I hailed a LYFT. We killed 18 minutes inspecting the cause, retracing my line and Paul kept me company.
Which brings up my awesome local bike shop, Rock N Road... LYFT dropped me off and clunked in to find Jeff. Can ya halp a brother out? In no time, I had a loaner wheel and tire.
Serenity accompanied me as I rolled back to the coast. I had survived near disaster, been swooped up by LYFT, patched up by Jeff.
Someone's looking out for The Old Diesel,
and I'm not sure I'm worthy,
I'm just sure glad
to be home.
There were quite a few rocks, but I think it was this very sharp reflector shrapnel.
Poor tire never had a chance
The final skid
What a great time to be alive
(support your local bike shop!)
IT'S EARLY, OVERCAST AND QUIET. I'm on HVY MTL, soft pedaling a remote single track. Trying to shake some darkness and bring a little light into the day.
All of the sudden it's a party in my back pocket. Haptic touches and synthesized chirps begging for my attention.
Forgot to turn my phone onto silent mode. Doh!
More pings and zings. Ugh.
I hesitate, stop, check it... just friends and family prepping for the weekend plans. Nothing wrong with that.
A flick to silent mode,
AFTER MONTHS OF DELIBERATION, I KNOW I WANT A VAN FOR MY BIKE RIDIN' AND WORKIN' LIFE. The choices and experiences of my friends hasn't helped me one bit. Each one of them has reasoned out their decision and for the most part are completely satisfied.
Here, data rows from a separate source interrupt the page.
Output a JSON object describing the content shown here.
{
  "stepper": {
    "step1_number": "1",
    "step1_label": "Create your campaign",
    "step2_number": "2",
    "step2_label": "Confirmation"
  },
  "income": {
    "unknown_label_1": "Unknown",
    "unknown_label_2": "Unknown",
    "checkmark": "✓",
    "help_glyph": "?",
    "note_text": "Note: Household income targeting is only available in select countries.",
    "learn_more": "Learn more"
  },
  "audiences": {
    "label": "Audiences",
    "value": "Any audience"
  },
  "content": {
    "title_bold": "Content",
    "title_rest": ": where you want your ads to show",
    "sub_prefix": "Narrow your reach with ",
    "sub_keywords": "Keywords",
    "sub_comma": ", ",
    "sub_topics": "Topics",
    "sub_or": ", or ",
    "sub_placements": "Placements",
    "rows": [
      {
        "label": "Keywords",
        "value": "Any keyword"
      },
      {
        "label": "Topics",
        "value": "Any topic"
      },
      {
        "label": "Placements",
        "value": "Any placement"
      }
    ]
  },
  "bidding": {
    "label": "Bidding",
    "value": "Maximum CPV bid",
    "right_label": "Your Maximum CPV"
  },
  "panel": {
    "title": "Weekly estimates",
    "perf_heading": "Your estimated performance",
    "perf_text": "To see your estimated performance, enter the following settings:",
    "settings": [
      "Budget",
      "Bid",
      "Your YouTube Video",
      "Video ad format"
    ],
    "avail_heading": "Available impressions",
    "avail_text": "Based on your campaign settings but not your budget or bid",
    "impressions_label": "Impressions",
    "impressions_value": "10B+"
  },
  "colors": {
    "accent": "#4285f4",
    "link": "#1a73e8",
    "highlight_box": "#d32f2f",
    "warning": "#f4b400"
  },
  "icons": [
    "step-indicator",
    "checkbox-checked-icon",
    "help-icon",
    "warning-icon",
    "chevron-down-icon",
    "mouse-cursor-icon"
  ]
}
Pros are easy to park, great mileage, high quality Japanese offerings.
Con are it's a mini-van and limited space - bikes would end up outside if more than me traveling.
A full-size van
Pros are carrying everything, being able to keep bikes inside, sleep inside, carry large quantities of our products.
Cons are they are huge, quality is not going to be on par, worse gas mileage.
Go full-size, get a motorcycle for running around town.
Now if I can just get used to the idea of having a vehicle payment again, ugh!